• [WORK TO COMPLETE] Please reproduce the records, omitting nothing and changing nothing.

• [EXCERPTED DATA]
___

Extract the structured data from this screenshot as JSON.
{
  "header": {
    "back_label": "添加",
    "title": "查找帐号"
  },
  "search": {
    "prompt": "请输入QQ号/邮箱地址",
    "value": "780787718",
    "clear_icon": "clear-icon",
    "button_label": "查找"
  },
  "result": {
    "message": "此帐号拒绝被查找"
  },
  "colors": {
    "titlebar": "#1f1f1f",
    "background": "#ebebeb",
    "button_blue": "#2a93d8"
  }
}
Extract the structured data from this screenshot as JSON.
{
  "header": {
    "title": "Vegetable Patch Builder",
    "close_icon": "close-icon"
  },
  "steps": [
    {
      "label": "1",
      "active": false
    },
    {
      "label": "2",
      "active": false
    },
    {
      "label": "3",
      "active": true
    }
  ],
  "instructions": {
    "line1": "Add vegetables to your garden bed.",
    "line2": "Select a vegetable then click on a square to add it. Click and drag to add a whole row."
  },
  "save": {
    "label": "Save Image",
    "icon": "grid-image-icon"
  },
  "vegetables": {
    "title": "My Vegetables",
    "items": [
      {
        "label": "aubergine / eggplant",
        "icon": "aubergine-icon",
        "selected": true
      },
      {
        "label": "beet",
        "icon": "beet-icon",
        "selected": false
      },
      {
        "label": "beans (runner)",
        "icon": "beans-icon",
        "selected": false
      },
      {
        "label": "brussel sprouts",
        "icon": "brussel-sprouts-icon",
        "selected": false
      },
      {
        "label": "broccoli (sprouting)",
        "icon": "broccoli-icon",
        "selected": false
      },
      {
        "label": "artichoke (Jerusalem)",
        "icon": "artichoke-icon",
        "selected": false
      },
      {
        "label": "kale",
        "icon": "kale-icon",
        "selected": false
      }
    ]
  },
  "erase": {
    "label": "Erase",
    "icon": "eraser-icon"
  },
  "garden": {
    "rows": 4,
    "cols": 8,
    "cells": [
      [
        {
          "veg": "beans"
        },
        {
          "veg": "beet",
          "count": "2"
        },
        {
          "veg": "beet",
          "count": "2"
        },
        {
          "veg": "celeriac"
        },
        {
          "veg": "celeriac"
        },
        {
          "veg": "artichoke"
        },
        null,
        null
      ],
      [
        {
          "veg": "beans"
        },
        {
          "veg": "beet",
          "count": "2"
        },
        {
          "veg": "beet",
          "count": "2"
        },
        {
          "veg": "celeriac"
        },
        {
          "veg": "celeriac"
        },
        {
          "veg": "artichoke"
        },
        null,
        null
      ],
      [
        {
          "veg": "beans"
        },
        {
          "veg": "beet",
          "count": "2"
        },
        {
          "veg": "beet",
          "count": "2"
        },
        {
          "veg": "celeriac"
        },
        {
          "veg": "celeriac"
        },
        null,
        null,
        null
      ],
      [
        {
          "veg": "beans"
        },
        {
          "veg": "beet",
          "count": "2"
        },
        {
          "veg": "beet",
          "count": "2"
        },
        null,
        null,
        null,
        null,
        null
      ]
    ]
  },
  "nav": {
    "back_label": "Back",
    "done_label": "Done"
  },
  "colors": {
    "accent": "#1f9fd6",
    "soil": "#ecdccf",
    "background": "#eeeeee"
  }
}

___

• [YOUR RESPONSE]
Extract the structured data from this screenshot as JSON.
{
  "header": {
    "back_label": "添加",
    "title": "查找帐号"
  },
  "search": {
    "prompt": "请输入QQ号/邮箱地址",
    "value": "780787718",
    "clear_icon": "clear-icon",
    "button_label": "查找"
  },
  "result": {
    "message": "此帐号拒绝被查找"
  },
  "colors": {
    "titlebar": "#1f1f1f",
    "background": "#ebebeb",
    "button_blue": "#2a93d8"
  }
}
Extract the structured data from this screenshot as JSON.
{
  "header": {
    "title": "Vegetable Patch Builder",
    "close_icon": "close-icon"
  },
  "steps": [
    {
      "label": "1",
      "active": false
    },
    {
      "label": "2",
      "active": false
    },
    {
      "label": "3",
      "active": true
    }
  ],
  "instructions": {
    "line1": "Add vegetables to your garden bed.",
    "line2": "Select a vegetable then click on a square to add it. Click and drag to add a whole row."
  },
  "save": {
    "label": "Save Image",
    "icon": "grid-image-icon"
  },
  "vegetables": {
    "title": "My Vegetables",
    "items": [
      {
        "label": "aubergine / eggplant",
        "icon": "aubergine-icon",
        "selected": true
      },
      {
        "label": "beet",
        "icon": "beet-icon",
        "selected": false
      },
      {
        "label": "beans (runner)",
        "icon": "beans-icon",
        "selected": false
      },
      {
        "label": "brussel sprouts",
        "icon": "brussel-sprouts-icon",
        "selected": false
      },
      {
        "label": "broccoli (sprouting)",
        "icon": "broccoli-icon",
        "selected": false
      },
      {
        "label": "artichoke (Jerusalem)",
        "icon": "artichoke-icon",
        "selected": false
      },
      {
        "label": "kale",
        "icon": "kale-icon",
        "selected": false
      }
    ]
  },
  "erase": {
    "label": "Erase",
    "icon": "eraser-icon"
  },
  "garden": {
    "rows": 4,
    "cols": 8,
    "cells": [
      [
        {
          "veg": "beans"
        },
        {
          "veg": "beet",
          "count": "2"
        },
        {
          "veg": "beet",
          "count": "2"
        },
        {
          "veg": "celeriac"
        },
        {
          "veg": "celeriac"
        },
        {
          "veg": "artichoke"
        },
        null,
        null
      ],
      [
        {
          "veg": "beans"
        },
        {
          "veg": "beet",
          "count": "2"
        },
        {
          "veg": "beet",
          "count": "2"
        },
        {
          "veg": "celeriac"
        },
        {
          "veg": "celeriac"
        },
        {
          "veg": "artichoke"
        },
        null,
        null
      ],
      [
        {
          "veg": "beans"
        },
        {
          "veg": "beet",
          "count": "2"
        },
        {
          "veg": "beet",
          "count": "2"
        },
        {
          "veg": "celeriac"
        },
        {
          "veg": "celeriac"
        },
        null,
        null,
        null
      ],
      [
        {
          "veg": "beans"
        },
        {
          "veg": "beet",
          "count": "2"
        },
        {
          "veg": "beet",
          "count": "2"
        },
        null,
        null,
        null,
        null,
        null
      ]
    ]
  },
  "nav": {
    "back_label": "Back",
    "done_label": "Done"
  },
  "colors": {
    "accent": "#1f9fd6",
    "soil": "#ecdccf",
    "background": "#eeeeee"
  }
}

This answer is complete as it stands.